I am a simple guy who finds joy in simple things. So, as I sat at the breakfast table the other day with my 16-year-old daughter and had the opportunity to bring together my love of hockey with some friendly parenting advice (that invariably ends up being her teaching me a lesson) I felt giddy. It started with Ellie saying, “Do you know what I find kind of annoying?” A question, given her age, that could have infinite answers, I replied, “Do tell.” With a fair amount of frustration in her voice she replied, “People who don’t have to study hard in math and still somehow they get A’s.” I am certain some look indicating I was about to give her a lecture flashed across my face because she tried to flee as fast as she made that remark, but I caught her and she agreed to hear me out.
So, I begin to tell her….”in hockey (yes the greatest sport ever) there is a role that ranks right up there with the goal-scorers, the stalwart goalie, and the tough-guy fighters, but yet maybe you’ve never heard of this role. It is the “grinder.” Most grinders will never acknowledge the role because bringing attention to oneself flies in the face of being a grinder. The grinder is the guy who isn’t the best skater, certainly not the best stick handler, rarely scores, and is not the biggest/fastest/strongest guy on the team, oh and he is most often the guy who sports the worst haircut.
But the grinder, he is the guy who never gives up, who goes into the corner knowing he is likely to get hit hard, the guy who will chase after that little rubber puck and anyone on who isn’t on his team possessing the biscuit with a determination second to none. The grinder is a “blue-collar, lunch pail, time-clock punching” kind of guy.” In Ellie’s world, a grinder is a classmate who is going to have to study as hard as they can to hopefully pull a B on the math test.
I also think of the grinder when I think about the guys we’ve met here at Face It who learn to best cope with the feelings of depression and anxiety they experience. These are the guys who accept that at times life can be quite difficult, whether that is circumstantial or one of those times when they find themselves depressed for no easily identifiable reason. What I watch these guys do when they’re struggling is to roll up their sleeves and go to work. They’ve come to learn there are often no easy quick fixes, but rather they dig out their journal and start writing. They dust off the phone list and make a call to another guy who gets it. They take a step back and realize that while life is hard right now, they still have much to be thankful for. They battle the flood of negative thoughts that wants to take over by challenging these unwelcomed beliefs and reframing them toward the positive.

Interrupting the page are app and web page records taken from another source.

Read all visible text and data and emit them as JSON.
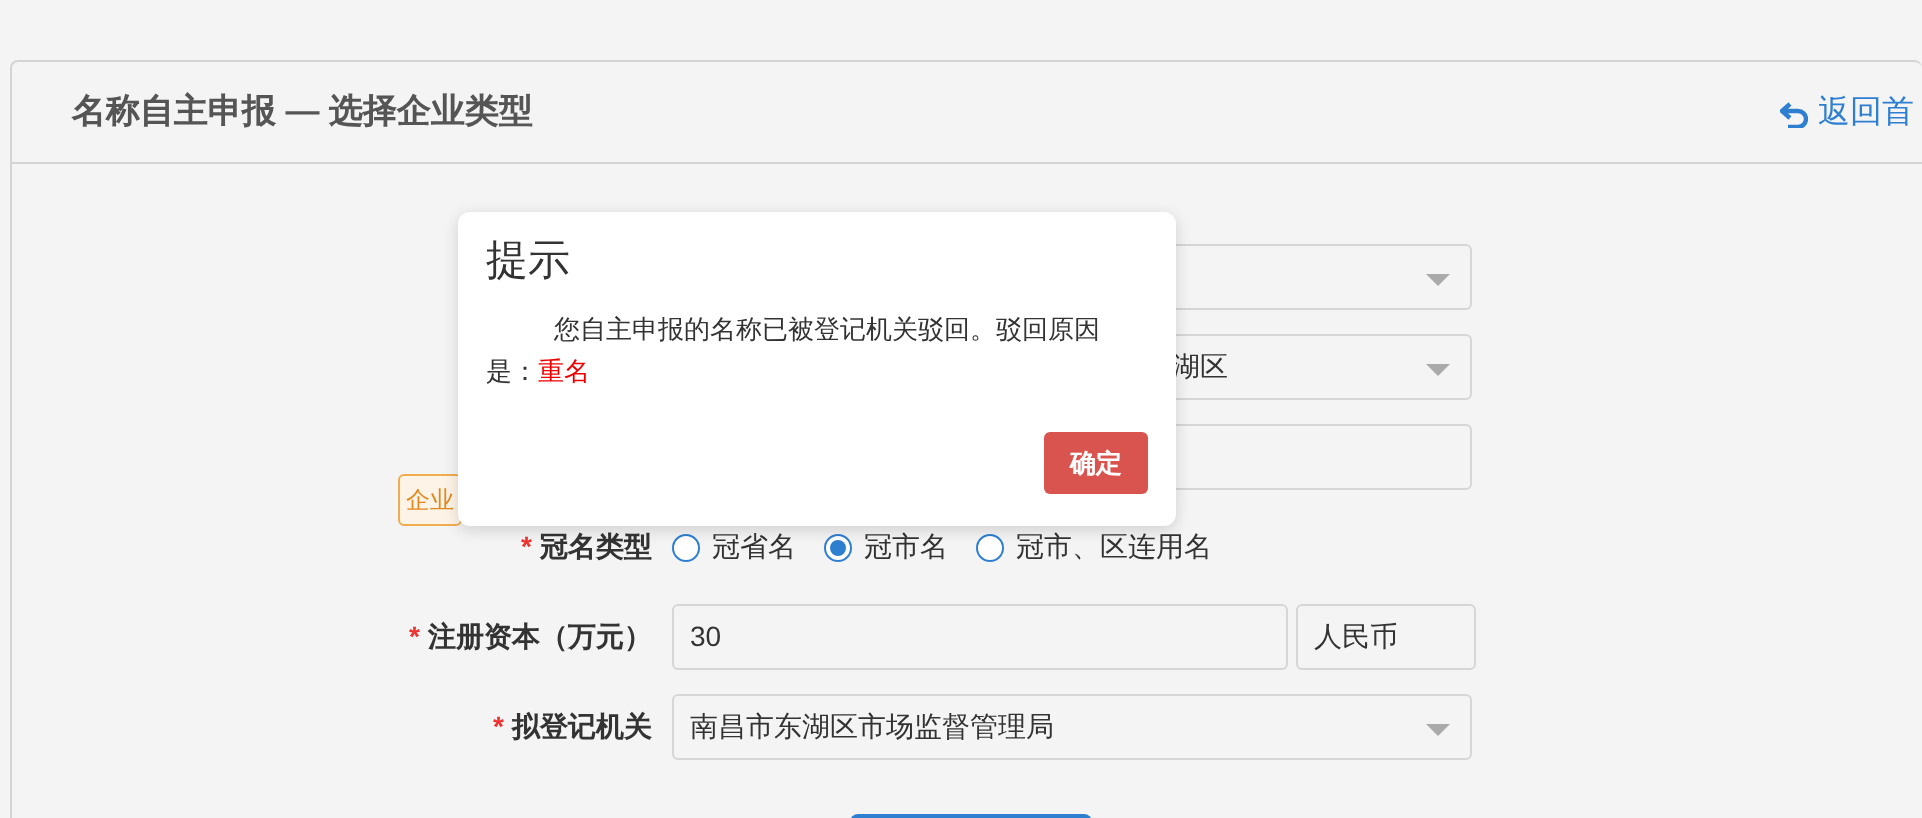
{
  "header": {
    "title": "名称自主申报 — 选择企业类型",
    "back_link": "返回首"
  },
  "form": {
    "rows": [
      {
        "kind": "select"
      },
      {
        "kind": "select",
        "value": "湖区"
      },
      {
        "kind": "input"
      },
      {
        "kind": "radio",
        "required_mark": "*",
        "label": "冠名类型",
        "options": [
          {
            "label": "冠省名",
            "selected": false
          },
          {
            "label": "冠市名",
            "selected": true
          },
          {
            "label": "冠市、区连用名",
            "selected": false
          }
        ]
      },
      {
        "kind": "currency",
        "required_mark": "*",
        "label": "注册资本（万元）",
        "value": "30",
        "unit": "人民币"
      },
      {
        "kind": "select",
        "required_mark": "*",
        "label": "拟登记机关",
        "value": "南昌市东湖区市场监督管理局"
      }
    ],
    "tag": "企业"
  },
  "dialog": {
    "title": "提示",
    "message": "您自主申报的名称已被登记机关驳回。驳回原因是：",
    "reason": "重名",
    "button": "确定"
  }
}
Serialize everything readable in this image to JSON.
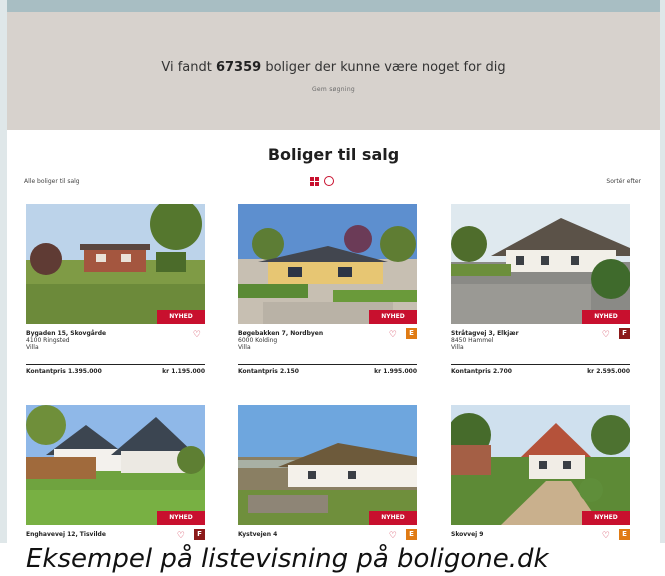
{
  "banner": {
    "prefix": "Vi fandt",
    "count": "67359",
    "suffix": "boliger der kunne være noget for dig",
    "sub": "Gem søgning"
  },
  "listing": {
    "title": "Boliger til salg",
    "filter_left": "Alle boliger til salg",
    "sort_right": "Sortér efter",
    "accent": "#c8102e",
    "badge_orange": "#e07b14",
    "badge_darkred": "#8c1a1a"
  },
  "cards": [
    {
      "tag": "NYHED",
      "address": "Bygaden 15, Skovgårde",
      "zip": "4100 Ringsted",
      "type": "Villa",
      "price_left": "Kontantpris 1.395.000",
      "price_right": "kr 1.195.000",
      "badge": "",
      "badge_color": ""
    },
    {
      "tag": "NYHED",
      "address": "Bøgebakken 7, Nordbyen",
      "zip": "6000 Kolding",
      "type": "Villa",
      "price_left": "Kontantpris 2.150",
      "price_right": "kr 1.995.000",
      "badge": "E",
      "badge_color": "orange"
    },
    {
      "tag": "NYHED",
      "address": "Stråtagvej 3, Elkjær",
      "zip": "8450 Hammel",
      "type": "Villa",
      "price_left": "Kontantpris 2.700",
      "price_right": "kr 2.595.000",
      "badge": "F",
      "badge_color": "darkred"
    },
    {
      "tag": "NYHED",
      "address": "Enghavevej 12, Tisvilde",
      "zip": "",
      "type": "",
      "price_left": "",
      "price_right": "",
      "badge": "F",
      "badge_color": "darkred"
    },
    {
      "tag": "NYHED",
      "address": "Kystvejen 4",
      "zip": "",
      "type": "",
      "price_left": "",
      "price_right": "",
      "badge": "E",
      "badge_color": "orange"
    },
    {
      "tag": "NYHED",
      "address": "Skovvej 9",
      "zip": "",
      "type": "",
      "price_left": "",
      "price_right": "",
      "badge": "E",
      "badge_color": "orange"
    }
  ],
  "caption": "Eksempel på listevisning på boligone.dk"
}
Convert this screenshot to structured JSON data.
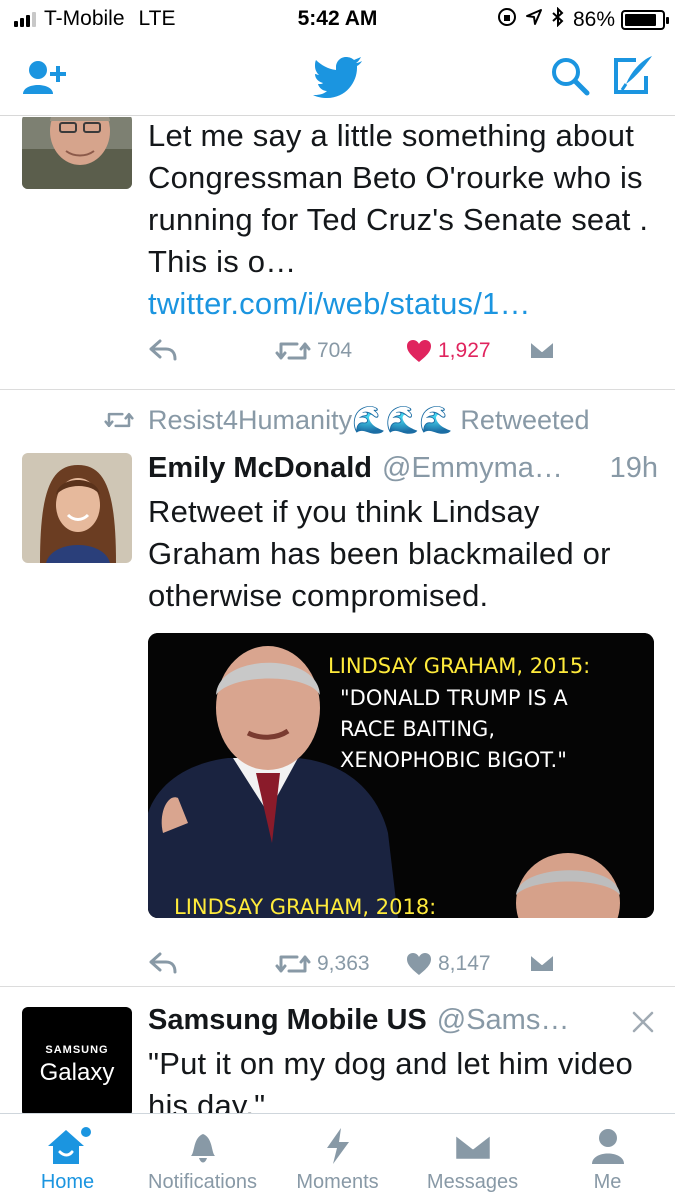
{
  "status_bar": {
    "carrier": "T-Mobile",
    "network": "LTE",
    "time": "5:42 AM",
    "battery": "86%",
    "battery_level": 0.86
  },
  "nav_bar": {
    "icons": [
      "add-user-icon",
      "twitter-bird-icon",
      "search-icon",
      "compose-icon"
    ]
  },
  "tweets": [
    {
      "text": "Let me say a little something about Congressman Beto O'rourke who is running for Ted Cruz's Senate seat . This is o…",
      "link": "twitter.com/i/web/status/1…",
      "retweets": "704",
      "likes": "1,927",
      "liked": true
    },
    {
      "retweeted_by": "Resist4Humanity🌊🌊🌊 Retweeted",
      "name": "Emily McDonald",
      "handle": "@Emmyma…",
      "time": "19h",
      "text": "Retweet if you think Lindsay Graham has been blackmailed or otherwise compromised.",
      "media": {
        "caption_title_1": "LINDSAY GRAHAM, 2015:",
        "caption_quote": "\"DONALD TRUMP IS A RACE BAITING, XENOPHOBIC BIGOT.\"",
        "caption_title_2": "LINDSAY GRAHAM, 2018:"
      },
      "retweets": "9,363",
      "likes": "8,147"
    },
    {
      "name": "Samsung Mobile US",
      "handle": "@Sams…",
      "avatar_brand_top": "SAMSUNG",
      "avatar_brand_bottom": "Galaxy",
      "text": "\"Put it on my dog and let him video his day.\""
    }
  ],
  "tab_bar": {
    "tabs": [
      {
        "label": "Home",
        "icon": "home-icon",
        "active": true
      },
      {
        "label": "Notifications",
        "icon": "bell-icon"
      },
      {
        "label": "Moments",
        "icon": "lightning-icon"
      },
      {
        "label": "Messages",
        "icon": "envelope-icon"
      },
      {
        "label": "Me",
        "icon": "person-icon"
      }
    ]
  },
  "colors": {
    "accent": "#1b95e0",
    "muted": "#8899a6",
    "like": "#e0245e"
  }
}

In other words, they grind. They work, they push, and they keep trying even when everything in their body tells them to quit, all the while knowing there won’t be a ticker-tape parade waiting for them just because they put in effort to help themselves. I have also seen (and certainly learned for myself) is that in this approach one can appreciate that they are far stronger than they ever thought they were. You learn that just maybe some of life’s “challenges” are life’s rich gifts that help us grow. You learn you don’t always need acknowledgment from others to find you are a good person. And you learn the patience to see that life, with all the good and the not so good, is just life and you can indeed frame it up to be better than your depression would have you believe!